Restrepo: Similar to what my colleagues have stated, the calibre of professionals here is extremely high. People are extremely good at what they are doing. Also, while many companies constantly preach about integrity and anti-corruption, it is amazing how seriously GSK goes in practicing those virtues. For Instance, there is a worldwide team appointed exclusively to carry out anti-corruption initiatives. We are constantly undergoing trainings in order to fully comply with applicable laws such the US Foreign Corrupt Practices Act (FCPA), US Sarbanes-Oxley Act and the UK Anti-Bribery legislation. GSK Colombia is conservative from a legal perspective and we are always one step ahead of what the government establishes for compliance. Finally, regarding the two waves that Sean mentioned, I believe that from a geographical perspective, Colombia’s business friendly model has proven to be more successful than neighboring country’s models and thus I believe that a third wave will flood Colombia with foreign investment from companies that will prefer to invest in a political and economical stable country rather than in a volatile one.

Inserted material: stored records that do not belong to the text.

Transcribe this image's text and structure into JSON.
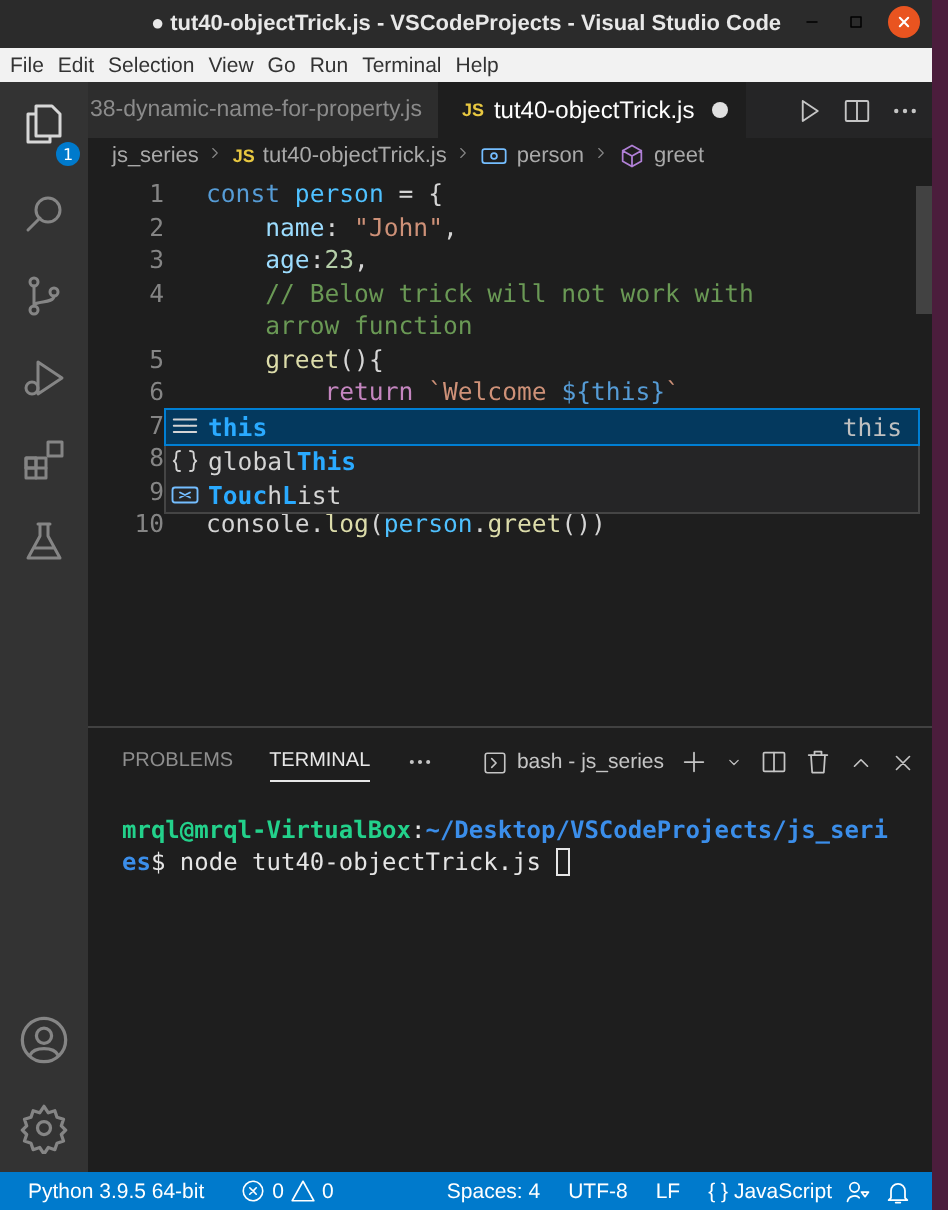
{
  "window": {
    "title": "● tut40-objectTrick.js - VSCodeProjects - Visual Studio Code"
  },
  "menu": [
    "File",
    "Edit",
    "Selection",
    "View",
    "Go",
    "Run",
    "Terminal",
    "Help"
  ],
  "activity_bar": {
    "explorer_badge": "1"
  },
  "tabs": [
    {
      "label": "38-dynamic-name-for-property.js",
      "selected": false,
      "modified": false
    },
    {
      "label": "tut40-objectTrick.js",
      "badge": "JS",
      "selected": true,
      "modified": true
    }
  ],
  "breadcrumb": [
    {
      "kind": "folder",
      "text": "js_series"
    },
    {
      "kind": "file",
      "badge": "JS",
      "text": "tut40-objectTrick.js"
    },
    {
      "kind": "variable",
      "text": "person"
    },
    {
      "kind": "method",
      "text": "greet"
    }
  ],
  "code": [
    {
      "number": "1",
      "tokens": [
        {
          "kind": "keyword",
          "text": "const"
        },
        {
          "kind": "constant",
          "text": " person"
        },
        {
          "kind": "plain",
          "text": " = {"
        }
      ]
    },
    {
      "number": "2",
      "tokens": [
        {
          "kind": "property",
          "text": "    name"
        },
        {
          "kind": "plain",
          "text": ": "
        },
        {
          "kind": "string",
          "text": "\"John\""
        },
        {
          "kind": "plain",
          "text": ","
        }
      ]
    },
    {
      "number": "3",
      "tokens": [
        {
          "kind": "property",
          "text": "    age"
        },
        {
          "kind": "plain",
          "text": ":"
        },
        {
          "kind": "number",
          "text": "23"
        },
        {
          "kind": "plain",
          "text": ","
        }
      ]
    },
    {
      "number": "4",
      "tokens": [
        {
          "kind": "comment",
          "text": "    // Below trick will not work with"
        }
      ]
    },
    {
      "tokens": [
        {
          "kind": "comment",
          "text": "    arrow function"
        }
      ]
    },
    {
      "number": "5",
      "tokens": [
        {
          "kind": "function",
          "text": "    greet"
        },
        {
          "kind": "plain",
          "text": "(){"
        }
      ]
    },
    {
      "number": "6",
      "tokens": [
        {
          "kind": "control",
          "text": "        return"
        },
        {
          "kind": "string",
          "text": " `Welcome "
        },
        {
          "kind": "keyword",
          "text": "${this}"
        },
        {
          "kind": "string",
          "text": "`"
        }
      ]
    },
    {
      "number": "7"
    },
    {
      "number": "8"
    },
    {
      "number": "9"
    },
    {
      "number": "10",
      "tokens": [
        {
          "kind": "plain",
          "text": "console"
        },
        {
          "kind": "plain",
          "text": "."
        },
        {
          "kind": "function",
          "text": "log"
        },
        {
          "kind": "plain",
          "text": "("
        },
        {
          "kind": "constant",
          "text": "person"
        },
        {
          "kind": "plain",
          "text": "."
        },
        {
          "kind": "function",
          "text": "greet"
        },
        {
          "kind": "plain",
          "text": "())"
        }
      ]
    }
  ],
  "suggestions": [
    {
      "kind": "keyword",
      "selected": true,
      "parts": [
        {
          "text": "this",
          "match": true
        }
      ],
      "detail": "this"
    },
    {
      "kind": "module",
      "selected": false,
      "parts": [
        {
          "text": "global",
          "match": false
        },
        {
          "text": "This",
          "match": true
        }
      ]
    },
    {
      "kind": "variable",
      "selected": false,
      "parts": [
        {
          "text": "Touc",
          "match": true
        },
        {
          "text": "h",
          "match": false
        },
        {
          "text": "L",
          "match": true
        },
        {
          "text": "ist",
          "match": false
        }
      ]
    }
  ],
  "panel": {
    "tabs": [
      {
        "label": "PROBLEMS",
        "selected": false
      },
      {
        "label": "TERMINAL",
        "selected": true
      }
    ],
    "terminal_picker": "bash - js_series",
    "terminal": [
      [
        {
          "kind": "user",
          "text": "mrql@mrql-VirtualBox"
        },
        {
          "kind": "plain",
          "text": ":"
        },
        {
          "kind": "path",
          "text": "~/Desktop/VSCodeProjects/js_seri"
        }
      ],
      [
        {
          "kind": "path",
          "text": "es"
        },
        {
          "kind": "plain",
          "text": "$ node tut40-objectTrick.js "
        }
      ]
    ]
  },
  "status_bar": {
    "interpreter": "Python 3.9.5 64-bit",
    "errors": "0",
    "warnings": "0",
    "indent": "Spaces: 4",
    "encoding": "UTF-8",
    "eol": "LF",
    "language_icon": "{ }",
    "language": "JavaScript"
  }
}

Reilly: Colombia is the best kept secret in Latin America. I have been here for twenty years and have no intention of leaving the country. It is a wonderful country with excellent people and you can live a very good life here – despite what Hollywood shows. Colombia is a very resilient country that has gone through bad times which has toughened their resolve and strengthened their resilience. People will come back just like they did in Ireland. The investment from foreign and local companies has increased substantially in Colombia over the last 6 years. People now believe again in their country and are very determined to make it successful. Come and see for yourself.